How do you connect with your listener, even though you’re sitting by yourself in a studio for 4 hours?
Either you can stay connected with the listener, hour by hour, day by day, or you shouldn’t be in radio. Every time you turn on your microphone, someone’s just tuned in and hearing you for the first time that day, possibly for the first time ever.
What qualifies a piece of music for that all-important first slot of the day?
To start the classical show, coming out of news, you want something brief, but which has plenty of character right from the first note. The classical regulars will tune in on their regular schedules, but the first piece has to grab the ears of someone who’s been listening to the news, and compel them to keep their radios on and set to NEPR. It could be fast or slow, soft or loud, something new or an old favorite. But it needs to make the listener pay attention.
What do you see as the driving force for composers going in and out of fashion?
The music we choose from the past tends to be the music that conforms best to our present cultural tastes. For instance, the tremendous rise in interest in early music, performed as authentically as possible, could be seen as paralleling everything from the counter-cultural retreat from “establishment” values to the search for “natural” lifestyles, with its idealization of the pastoral, pre-industrial past. Among the professional taste-makers and at least a segment of the audience, any music that invites charges of sentimentality or superficial virtuosity is currently out-of-fashion, as one could see in the many articles critical of Franz Liszt during his 2011 bicentennial. And the incredible rise of Gustav Mahler over the last generation also says something about our thirst for profundity and the “big statement.” But generally, the composers we prize most from the past were also highly regarded during their own times. And the vast majority of composers receive almost all of their performances during their lifetimes, after which they are immediately and permanently forgotten. That may sound cruel, but isn’t it also better than the opposite?
What are you listening to outside of the classical genre?
Let’s see – I’m enjoying Arcade Fire’s latest, “Reflektor,” though I need another listen or two to really get to know it. I’ve been listening a lot lately to the early spiritual recordings of the Rev. Gary Davis – his intense vocals and amazing guitar work are simply astonishing, and affect me deeply. The Wife and I greatly enjoy Paul McCartney’s “New” album – the old fellow has still got it! One of my sources (thanks, Josh) recently turned me on to the British guitarist James Blackshaw; now I rarely go more than a few days without rewiring my brain with a couple of his mesmerizing things. The new Nine Inch Nails album, “Hesitation Marks,” has been in my CD player a lot lately. But that’s this week. Who knows what it will be next week? I can’t wait to find out!
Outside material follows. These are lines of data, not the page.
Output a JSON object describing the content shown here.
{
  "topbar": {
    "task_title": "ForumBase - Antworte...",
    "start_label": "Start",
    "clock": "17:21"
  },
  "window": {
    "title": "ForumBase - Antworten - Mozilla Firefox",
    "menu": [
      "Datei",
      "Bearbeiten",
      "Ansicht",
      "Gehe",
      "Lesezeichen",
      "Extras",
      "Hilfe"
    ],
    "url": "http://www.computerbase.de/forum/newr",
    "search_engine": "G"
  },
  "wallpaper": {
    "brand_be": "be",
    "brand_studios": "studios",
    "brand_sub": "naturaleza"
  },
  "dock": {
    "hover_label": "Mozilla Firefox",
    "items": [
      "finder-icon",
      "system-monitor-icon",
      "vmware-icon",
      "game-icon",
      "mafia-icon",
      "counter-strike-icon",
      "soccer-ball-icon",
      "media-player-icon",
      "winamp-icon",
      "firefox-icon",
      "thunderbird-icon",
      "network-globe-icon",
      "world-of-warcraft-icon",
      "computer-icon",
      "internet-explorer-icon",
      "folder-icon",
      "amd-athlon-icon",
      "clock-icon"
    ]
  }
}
What’s next for you? What are your plans for 2014?
Frankly, whatever answer I give to that question is as likely as not to end up wrong, since I won’t really know until I get there. But I can be sure that there will still be lots of music – listening, writing, concert presenting and concert attending. Travel too, not to mention food and wine. I’m sure I’ll miss daily contact with listeners and colleagues, who’ve all been sensational. But it’s someone else’s turn to have the privilege, and my turn to pursue some personal interests. I’m sure I’ll run into lots of listeners at concerts and other events, so it’s not “good-bye,” it’s “arrivederci” — see you later!